"The pale faced women, huddled behind draw blind Back in town, or in apple-cellars, hiding, Thought it the end of the world, no doubt. And yet, As the books remark, it was only a minor battle."(P.131)
We see here that although the narrative is calm and objective, the description paints a far more intense picture of the individual reaction which in turn contrasts the historical accounts of such battles as this one in particular. So, even through selection of a comparatively calm piece of fiction, Foote succeeds in shocking the reader in new ways to acknowledge the plight of the individuals who become blurred through the historical lens.
In "Pillar of Fire" by Shelby Foote, we see the marriage of the many forms which the civil war existed. Geographically, the differences in ideology and physical geography are touched upon. The politics of the country are discussed and the sides are drawn to some extent. The southern planters have their opinions, and the northerners have their opinions and there are many permutations of personalities depending on politics and place of residence. There were civilians and vengeful soldiers who burned down their houses. But what is all this but yet another story similar to all the previous ones which we have just read yet headed under one title.
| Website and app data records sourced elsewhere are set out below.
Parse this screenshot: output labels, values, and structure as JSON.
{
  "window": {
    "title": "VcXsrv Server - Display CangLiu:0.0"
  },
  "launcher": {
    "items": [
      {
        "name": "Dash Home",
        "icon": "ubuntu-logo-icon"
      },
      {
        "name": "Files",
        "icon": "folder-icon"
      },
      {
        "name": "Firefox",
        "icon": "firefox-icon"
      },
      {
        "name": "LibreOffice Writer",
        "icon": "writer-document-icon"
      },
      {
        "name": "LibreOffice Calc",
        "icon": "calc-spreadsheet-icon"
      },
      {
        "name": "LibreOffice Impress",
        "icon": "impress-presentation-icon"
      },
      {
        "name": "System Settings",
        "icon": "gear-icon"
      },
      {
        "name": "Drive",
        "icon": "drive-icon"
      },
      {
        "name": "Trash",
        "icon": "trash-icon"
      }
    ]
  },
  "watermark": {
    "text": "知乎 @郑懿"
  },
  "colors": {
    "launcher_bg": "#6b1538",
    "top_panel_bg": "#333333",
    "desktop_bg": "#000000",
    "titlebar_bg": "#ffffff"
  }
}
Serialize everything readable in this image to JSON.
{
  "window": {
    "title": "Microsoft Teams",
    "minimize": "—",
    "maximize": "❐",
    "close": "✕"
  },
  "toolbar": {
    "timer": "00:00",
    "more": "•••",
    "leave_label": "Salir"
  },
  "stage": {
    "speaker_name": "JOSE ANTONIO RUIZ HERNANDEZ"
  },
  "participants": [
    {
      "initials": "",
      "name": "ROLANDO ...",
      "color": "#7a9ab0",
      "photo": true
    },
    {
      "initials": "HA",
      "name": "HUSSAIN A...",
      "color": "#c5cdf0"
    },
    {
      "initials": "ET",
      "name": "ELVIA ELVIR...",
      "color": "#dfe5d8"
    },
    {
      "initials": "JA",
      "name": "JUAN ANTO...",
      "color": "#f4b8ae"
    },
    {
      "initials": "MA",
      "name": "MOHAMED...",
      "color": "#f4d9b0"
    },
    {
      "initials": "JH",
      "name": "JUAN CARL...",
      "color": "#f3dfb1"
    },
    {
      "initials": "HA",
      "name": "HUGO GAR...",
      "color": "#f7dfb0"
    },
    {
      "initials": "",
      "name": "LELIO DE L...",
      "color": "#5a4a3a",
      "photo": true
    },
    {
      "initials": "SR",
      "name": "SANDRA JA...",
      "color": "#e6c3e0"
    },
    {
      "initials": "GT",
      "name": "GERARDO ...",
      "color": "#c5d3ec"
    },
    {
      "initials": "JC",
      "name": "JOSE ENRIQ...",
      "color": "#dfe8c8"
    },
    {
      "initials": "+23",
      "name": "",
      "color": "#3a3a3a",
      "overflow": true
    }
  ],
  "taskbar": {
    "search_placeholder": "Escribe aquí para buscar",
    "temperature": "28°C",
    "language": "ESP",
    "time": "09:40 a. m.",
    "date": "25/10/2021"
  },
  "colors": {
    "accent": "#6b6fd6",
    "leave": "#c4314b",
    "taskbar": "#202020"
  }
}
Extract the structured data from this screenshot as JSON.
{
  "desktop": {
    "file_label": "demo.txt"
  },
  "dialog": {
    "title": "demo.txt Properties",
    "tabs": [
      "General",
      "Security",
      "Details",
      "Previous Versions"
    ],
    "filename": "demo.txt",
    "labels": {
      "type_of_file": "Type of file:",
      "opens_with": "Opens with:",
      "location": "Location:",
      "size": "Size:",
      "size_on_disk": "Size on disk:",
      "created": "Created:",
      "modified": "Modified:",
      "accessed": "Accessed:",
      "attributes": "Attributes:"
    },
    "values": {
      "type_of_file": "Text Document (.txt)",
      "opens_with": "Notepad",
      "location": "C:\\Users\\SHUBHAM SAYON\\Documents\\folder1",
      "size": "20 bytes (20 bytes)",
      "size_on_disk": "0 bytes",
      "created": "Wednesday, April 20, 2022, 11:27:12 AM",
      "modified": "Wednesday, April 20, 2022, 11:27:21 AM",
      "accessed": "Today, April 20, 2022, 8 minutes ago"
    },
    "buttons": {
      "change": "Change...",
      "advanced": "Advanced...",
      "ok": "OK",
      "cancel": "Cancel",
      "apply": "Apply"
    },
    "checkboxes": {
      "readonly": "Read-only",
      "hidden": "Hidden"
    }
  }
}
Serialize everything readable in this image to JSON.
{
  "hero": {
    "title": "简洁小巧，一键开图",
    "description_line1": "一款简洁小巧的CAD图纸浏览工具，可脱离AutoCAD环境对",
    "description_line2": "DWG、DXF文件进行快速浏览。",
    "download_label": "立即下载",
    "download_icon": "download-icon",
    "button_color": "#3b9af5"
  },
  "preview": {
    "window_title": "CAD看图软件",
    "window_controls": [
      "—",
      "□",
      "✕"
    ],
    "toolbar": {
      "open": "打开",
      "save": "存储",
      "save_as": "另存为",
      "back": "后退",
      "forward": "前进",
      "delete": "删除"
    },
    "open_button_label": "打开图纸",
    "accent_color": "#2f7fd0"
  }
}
Couldn't we have gotten a more than realistic break through to the personal, human tragedies of the civil war and her actors without Shelby Foote's own contribution? Yes, however, Foote adds a note to this compilation which is powerfully moving and symbolic of what the lesson of this book is in relation to the civil war and to life in general. This lesson comes in the form of a civilian, and in relative peace. There is no hanging involved. There are no roaring canons or sheets of muskets hurling through the air. One man's wife died in a few short seconds. She had been working in the house one moment and the next she was dead. This man's reaction is the Truth of this book: "He was bewildered at last by mortality, by a world in which a person could sneeze and say, 'God bless me: I feel dizzy,' and then be dead"(P.191-192). It is the impermanence of life and its living that is the great lesson of all the individuals and struggles which this book brings to light through the civil war. What is truly important is not so much the great speeches and battle strategies, but the head on struggle of every human being with their own mortality in the context of daily living, even in a great civil war. A man fighting at Antietam still has to have a meal whether death looms overhead or not. The fear of death and need to live exist together.
This book was truly about individuals struggling to exist when existence is constantly threatened and insecure. There are more large scale political, economic, and military issues which exist, yet these other issues exist on the backs of individual struggle. The characters in these stories are the paper on which some man's great speech and declaration lie. It is the stories of these civilians, soldiers, and reincarnate survivors who teach about the civil war, both of a country and of single hearts in agony. Shelby Foote succeeds in shattering the malaise of history that covers the many realities of the Civil war era.